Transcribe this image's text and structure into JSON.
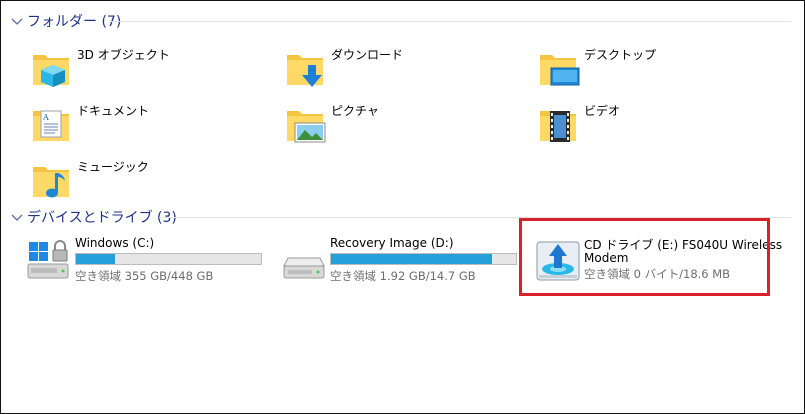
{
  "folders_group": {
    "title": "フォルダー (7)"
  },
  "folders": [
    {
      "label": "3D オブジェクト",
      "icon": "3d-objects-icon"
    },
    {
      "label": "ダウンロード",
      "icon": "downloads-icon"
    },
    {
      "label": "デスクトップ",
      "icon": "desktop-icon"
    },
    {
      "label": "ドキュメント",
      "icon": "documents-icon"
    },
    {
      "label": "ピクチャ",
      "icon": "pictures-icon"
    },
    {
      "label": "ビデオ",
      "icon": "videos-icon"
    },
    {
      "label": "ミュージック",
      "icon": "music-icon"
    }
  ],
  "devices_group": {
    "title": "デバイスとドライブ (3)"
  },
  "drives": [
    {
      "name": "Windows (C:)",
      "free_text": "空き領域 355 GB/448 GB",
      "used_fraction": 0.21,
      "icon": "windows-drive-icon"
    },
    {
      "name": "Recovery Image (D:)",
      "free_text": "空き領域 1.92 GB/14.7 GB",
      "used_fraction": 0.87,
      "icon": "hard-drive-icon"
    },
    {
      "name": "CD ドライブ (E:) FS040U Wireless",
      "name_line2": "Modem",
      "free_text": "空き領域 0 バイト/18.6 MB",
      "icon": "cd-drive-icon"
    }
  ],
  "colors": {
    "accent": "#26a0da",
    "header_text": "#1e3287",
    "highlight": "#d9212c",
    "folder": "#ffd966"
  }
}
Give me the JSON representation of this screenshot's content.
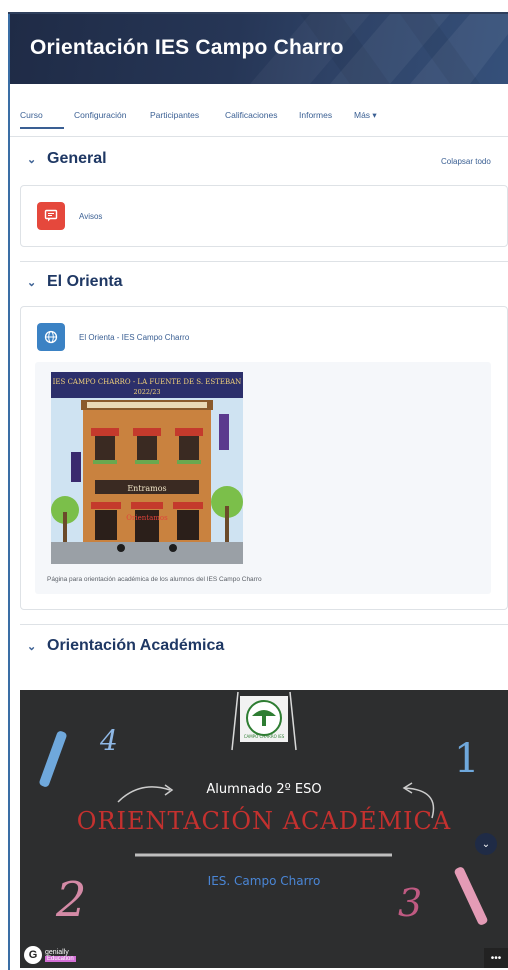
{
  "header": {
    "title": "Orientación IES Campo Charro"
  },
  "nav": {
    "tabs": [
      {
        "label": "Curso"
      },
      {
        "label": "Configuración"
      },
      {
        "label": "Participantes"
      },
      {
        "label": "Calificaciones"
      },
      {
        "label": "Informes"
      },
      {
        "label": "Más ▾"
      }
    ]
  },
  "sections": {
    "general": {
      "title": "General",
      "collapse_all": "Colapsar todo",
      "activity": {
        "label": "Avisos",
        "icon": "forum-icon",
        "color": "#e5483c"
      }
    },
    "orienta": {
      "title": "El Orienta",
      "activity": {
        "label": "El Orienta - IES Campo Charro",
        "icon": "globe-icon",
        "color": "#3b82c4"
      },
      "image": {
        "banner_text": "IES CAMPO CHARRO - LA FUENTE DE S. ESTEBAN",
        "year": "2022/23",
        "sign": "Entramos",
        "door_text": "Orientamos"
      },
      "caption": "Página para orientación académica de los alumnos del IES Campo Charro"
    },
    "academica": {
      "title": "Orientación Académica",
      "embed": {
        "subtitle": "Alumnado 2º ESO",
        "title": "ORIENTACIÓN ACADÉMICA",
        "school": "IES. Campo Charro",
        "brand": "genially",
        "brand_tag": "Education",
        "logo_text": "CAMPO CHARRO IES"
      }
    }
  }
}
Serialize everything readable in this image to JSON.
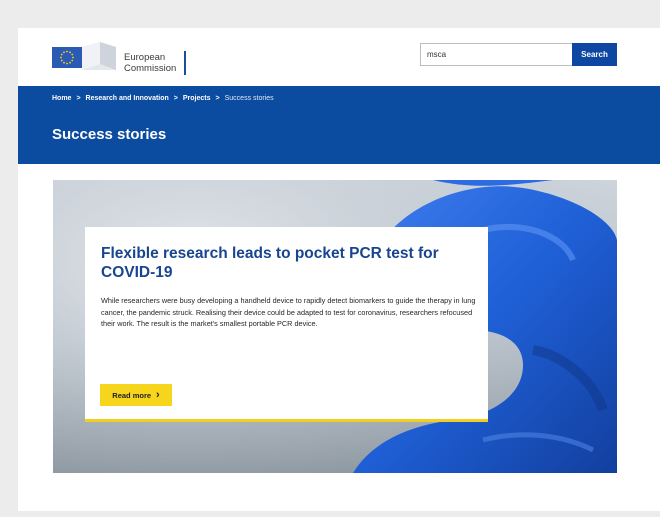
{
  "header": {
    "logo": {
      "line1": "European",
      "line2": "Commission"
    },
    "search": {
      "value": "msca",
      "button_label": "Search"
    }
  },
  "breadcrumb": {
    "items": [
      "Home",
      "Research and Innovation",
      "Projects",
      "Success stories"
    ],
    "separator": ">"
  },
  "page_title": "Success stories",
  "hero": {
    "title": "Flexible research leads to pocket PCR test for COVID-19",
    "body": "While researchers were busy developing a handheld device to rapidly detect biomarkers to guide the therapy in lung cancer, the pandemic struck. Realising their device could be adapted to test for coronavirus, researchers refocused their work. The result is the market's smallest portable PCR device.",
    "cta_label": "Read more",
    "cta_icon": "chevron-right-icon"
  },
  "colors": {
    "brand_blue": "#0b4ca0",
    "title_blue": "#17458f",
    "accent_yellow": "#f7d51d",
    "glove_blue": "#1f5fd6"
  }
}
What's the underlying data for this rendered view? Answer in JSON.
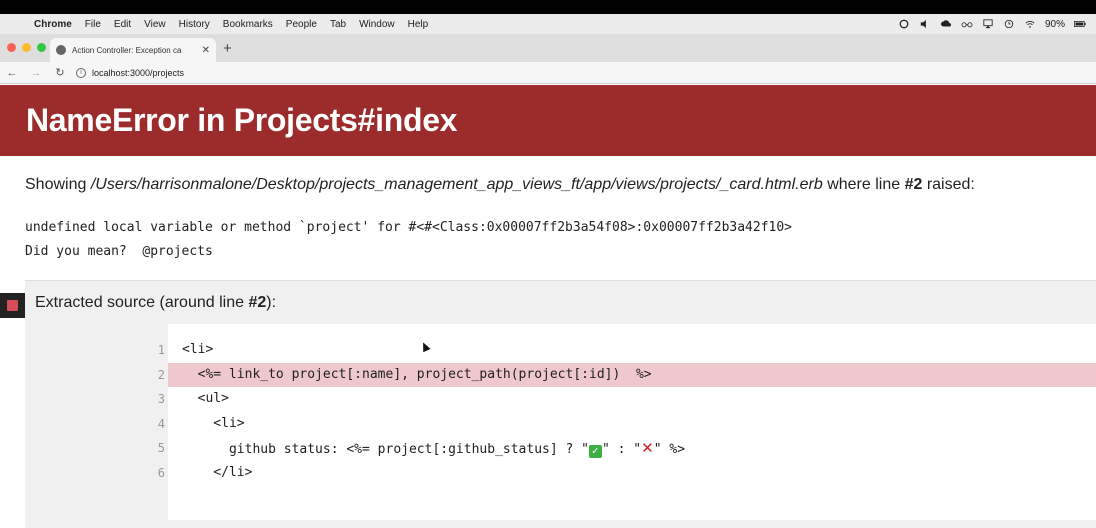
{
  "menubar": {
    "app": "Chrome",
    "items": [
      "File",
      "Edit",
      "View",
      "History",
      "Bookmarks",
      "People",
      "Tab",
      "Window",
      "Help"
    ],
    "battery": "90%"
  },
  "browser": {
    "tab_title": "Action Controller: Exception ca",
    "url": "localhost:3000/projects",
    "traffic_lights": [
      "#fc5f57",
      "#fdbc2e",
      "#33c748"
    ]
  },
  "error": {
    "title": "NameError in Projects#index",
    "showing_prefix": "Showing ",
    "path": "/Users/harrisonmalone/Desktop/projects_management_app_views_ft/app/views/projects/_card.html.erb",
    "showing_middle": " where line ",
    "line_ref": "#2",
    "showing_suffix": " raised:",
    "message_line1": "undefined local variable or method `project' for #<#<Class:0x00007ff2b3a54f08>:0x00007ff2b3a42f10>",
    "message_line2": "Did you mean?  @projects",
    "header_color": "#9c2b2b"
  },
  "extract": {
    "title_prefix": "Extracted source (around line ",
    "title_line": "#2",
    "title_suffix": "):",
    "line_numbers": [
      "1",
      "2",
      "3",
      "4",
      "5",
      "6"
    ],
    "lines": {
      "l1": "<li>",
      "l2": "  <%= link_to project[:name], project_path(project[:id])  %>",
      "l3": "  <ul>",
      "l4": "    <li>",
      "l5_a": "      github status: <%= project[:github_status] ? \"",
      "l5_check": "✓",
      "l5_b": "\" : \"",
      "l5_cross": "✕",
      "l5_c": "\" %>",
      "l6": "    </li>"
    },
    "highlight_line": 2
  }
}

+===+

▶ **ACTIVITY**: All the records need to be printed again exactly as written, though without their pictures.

▶ **SOLUTION**:
Transcribe this image's text and structure into JSON.
{
  "folders_group": {
    "title": "フォルダー (7)"
  },
  "folders": [
    {
      "label": "3D オブジェクト",
      "icon": "3d-objects-icon"
    },
    {
      "label": "ダウンロード",
      "icon": "downloads-icon"
    },
    {
      "label": "デスクトップ",
      "icon": "desktop-icon"
    },
    {
      "label": "ドキュメント",
      "icon": "documents-icon"
    },
    {
      "label": "ピクチャ",
      "icon": "pictures-icon"
    },
    {
      "label": "ビデオ",
      "icon": "videos-icon"
    },
    {
      "label": "ミュージック",
      "icon": "music-icon"
    }
  ],
  "devices_group": {
    "title": "デバイスとドライブ (3)"
  },
  "drives": [
    {
      "name": "Windows (C:)",
      "free_text": "空き領域 355 GB/448 GB",
      "used_fraction": 0.21,
      "icon": "windows-drive-icon"
    },
    {
      "name": "Recovery Image (D:)",
      "free_text": "空き領域 1.92 GB/14.7 GB",
      "used_fraction": 0.87,
      "icon": "hard-drive-icon"
    },
    {
      "name": "CD ドライブ (E:) FS040U Wireless",
      "name_line2": "Modem",
      "free_text": "空き領域 0 バイト/18.6 MB",
      "icon": "cd-drive-icon"
    }
  ],
  "colors": {
    "accent": "#26a0da",
    "header_text": "#1e3287",
    "highlight": "#d9212c",
    "folder": "#ffd966"
  }
}
Give me the JSON representation of this screenshot's content.
{
  "header": {
    "title": "Orientación IES Campo Charro"
  },
  "nav": {
    "tabs": [
      {
        "label": "Curso"
      },
      {
        "label": "Configuración"
      },
      {
        "label": "Participantes"
      },
      {
        "label": "Calificaciones"
      },
      {
        "label": "Informes"
      },
      {
        "label": "Más ▾"
      }
    ]
  },
  "sections": {
    "general": {
      "title": "General",
      "collapse_all": "Colapsar todo",
      "activity": {
        "label": "Avisos",
        "icon": "forum-icon",
        "color": "#e5483c"
      }
    },
    "orienta": {
      "title": "El Orienta",
      "activity": {
        "label": "El Orienta - IES Campo Charro",
        "icon": "globe-icon",
        "color": "#3b82c4"
      },
      "image": {
        "banner_text": "IES CAMPO CHARRO - LA FUENTE DE S. ESTEBAN",
        "year": "2022/23",
        "sign": "Entramos",
        "door_text": "Orientamos"
      },
      "caption": "Página para orientación académica de los alumnos del IES Campo Charro"
    },
    "academica": {
      "title": "Orientación Académica",
      "embed": {
        "subtitle": "Alumnado 2º ESO",
        "title": "ORIENTACIÓN ACADÉMICA",
        "school": "IES. Campo Charro",
        "brand": "genially",
        "brand_tag": "Education",
        "logo_text": "CAMPO CHARRO IES"
      }
    }
  }
}
Serialize everything readable in this image to JSON.
{
  "header": {
    "logo": {
      "line1": "European",
      "line2": "Commission"
    },
    "search": {
      "value": "msca",
      "button_label": "Search"
    }
  },
  "breadcrumb": {
    "items": [
      "Home",
      "Research and Innovation",
      "Projects",
      "Success stories"
    ],
    "separator": ">"
  },
  "page_title": "Success stories",
  "hero": {
    "title": "Flexible research leads to pocket PCR test for COVID-19",
    "body": "While researchers were busy developing a handheld device to rapidly detect biomarkers to guide the therapy in lung cancer, the pandemic struck. Realising their device could be adapted to test for coronavirus, researchers refocused their work. The result is the market's smallest portable PCR device.",
    "cta_label": "Read more",
    "cta_icon": "chevron-right-icon"
  },
  "colors": {
    "brand_blue": "#0b4ca0",
    "title_blue": "#17458f",
    "accent_yellow": "#f7d51d",
    "glove_blue": "#1f5fd6"
  }
}
What's the underlying data for this rendered view? Answer in JSON.
{
  "menubar": {
    "app": "Chrome",
    "items": [
      "File",
      "Edit",
      "View",
      "History",
      "Bookmarks",
      "People",
      "Tab",
      "Window",
      "Help"
    ],
    "battery": "90%"
  },
  "browser": {
    "tab_title": "Action Controller: Exception ca",
    "url": "localhost:3000/projects",
    "traffic_lights": [
      "#fc5f57",
      "#fdbc2e",
      "#33c748"
    ]
  },
  "error": {
    "title": "NameError in Projects#index",
    "showing_prefix": "Showing ",
    "path": "/Users/harrisonmalone/Desktop/projects_management_app_views_ft/app/views/projects/_card.html.erb",
    "showing_middle": " where line ",
    "line_ref": "#2",
    "showing_suffix": " raised:",
    "message_line1": "undefined local variable or method `project' for #<#<Class:0x00007ff2b3a54f08>:0x00007ff2b3a42f10>",
    "message_line2": "Did you mean?  @projects",
    "header_color": "#9c2b2b"
  },
  "extract": {
    "title_prefix": "Extracted source (around line ",
    "title_line": "#2",
    "title_suffix": "):",
    "line_numbers": [
      "1",
      "2",
      "3",
      "4",
      "5",
      "6"
    ],
    "lines": {
      "l1": "<li>",
      "l2": "  <%= link_to project[:name], project_path(project[:id])  %>",
      "l3": "  <ul>",
      "l4": "    <li>",
      "l5_a": "      github status: <%= project[:github_status] ? \"",
      "l5_check": "✓",
      "l5_b": "\" : \"",
      "l5_cross": "✕",
      "l5_c": "\" %>",
      "l6": "    </li>"
    },
    "highlight_line": 2
  }
}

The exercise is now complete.